Your answer should be one number: how many lines below hold the word "files".

-- INFORMATION PROVIDED --
· · · · ·

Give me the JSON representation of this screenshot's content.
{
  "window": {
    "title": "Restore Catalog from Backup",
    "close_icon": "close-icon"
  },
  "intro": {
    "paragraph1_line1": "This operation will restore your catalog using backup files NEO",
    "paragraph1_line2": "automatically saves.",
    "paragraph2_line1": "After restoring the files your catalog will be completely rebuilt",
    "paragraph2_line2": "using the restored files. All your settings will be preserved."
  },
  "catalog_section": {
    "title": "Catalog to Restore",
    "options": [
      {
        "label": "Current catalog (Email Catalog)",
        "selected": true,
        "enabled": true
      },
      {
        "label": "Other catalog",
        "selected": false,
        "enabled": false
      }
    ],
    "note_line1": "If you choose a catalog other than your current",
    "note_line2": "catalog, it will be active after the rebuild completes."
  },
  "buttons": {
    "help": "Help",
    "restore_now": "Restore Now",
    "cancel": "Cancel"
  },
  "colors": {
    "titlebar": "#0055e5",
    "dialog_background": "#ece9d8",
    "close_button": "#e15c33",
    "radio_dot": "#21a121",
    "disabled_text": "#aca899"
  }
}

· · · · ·

-- ANSWER BOX --
3